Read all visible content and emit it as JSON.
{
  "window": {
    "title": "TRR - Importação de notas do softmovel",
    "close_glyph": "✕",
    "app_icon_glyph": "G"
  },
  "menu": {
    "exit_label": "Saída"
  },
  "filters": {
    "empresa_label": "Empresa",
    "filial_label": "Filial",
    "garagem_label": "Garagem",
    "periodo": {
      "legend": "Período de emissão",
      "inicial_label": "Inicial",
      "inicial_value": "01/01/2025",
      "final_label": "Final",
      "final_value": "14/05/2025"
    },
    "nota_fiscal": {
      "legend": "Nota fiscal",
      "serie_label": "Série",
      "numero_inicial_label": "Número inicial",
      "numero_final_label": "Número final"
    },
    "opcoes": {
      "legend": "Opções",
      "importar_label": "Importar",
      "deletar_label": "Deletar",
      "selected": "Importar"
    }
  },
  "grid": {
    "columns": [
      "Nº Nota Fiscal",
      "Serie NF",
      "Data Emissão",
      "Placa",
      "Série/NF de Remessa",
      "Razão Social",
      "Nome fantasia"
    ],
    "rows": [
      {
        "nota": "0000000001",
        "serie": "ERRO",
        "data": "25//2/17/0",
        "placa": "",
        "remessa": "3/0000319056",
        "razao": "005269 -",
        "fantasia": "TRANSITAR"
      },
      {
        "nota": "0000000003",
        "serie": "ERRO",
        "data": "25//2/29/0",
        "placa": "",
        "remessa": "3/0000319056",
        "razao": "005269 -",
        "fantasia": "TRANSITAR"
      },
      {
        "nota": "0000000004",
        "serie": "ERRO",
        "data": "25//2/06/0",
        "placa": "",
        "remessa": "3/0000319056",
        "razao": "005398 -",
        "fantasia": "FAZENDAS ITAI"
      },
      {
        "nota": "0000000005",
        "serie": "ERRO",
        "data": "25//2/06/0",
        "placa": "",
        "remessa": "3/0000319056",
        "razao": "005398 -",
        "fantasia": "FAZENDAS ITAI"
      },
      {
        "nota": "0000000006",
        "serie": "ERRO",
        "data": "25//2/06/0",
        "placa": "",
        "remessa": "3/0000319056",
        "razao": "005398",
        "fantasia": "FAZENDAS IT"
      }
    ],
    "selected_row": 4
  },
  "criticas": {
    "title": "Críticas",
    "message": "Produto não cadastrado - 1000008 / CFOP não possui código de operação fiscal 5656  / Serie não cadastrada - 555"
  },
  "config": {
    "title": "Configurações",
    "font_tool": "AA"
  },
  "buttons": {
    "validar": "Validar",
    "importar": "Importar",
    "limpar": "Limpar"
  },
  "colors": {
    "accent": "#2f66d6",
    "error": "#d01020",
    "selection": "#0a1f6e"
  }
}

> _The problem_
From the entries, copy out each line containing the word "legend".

> _Response to the exercise_
      "legend": "Período de emissão",
      "legend": "Nota fiscal",
      "legend": "Opções",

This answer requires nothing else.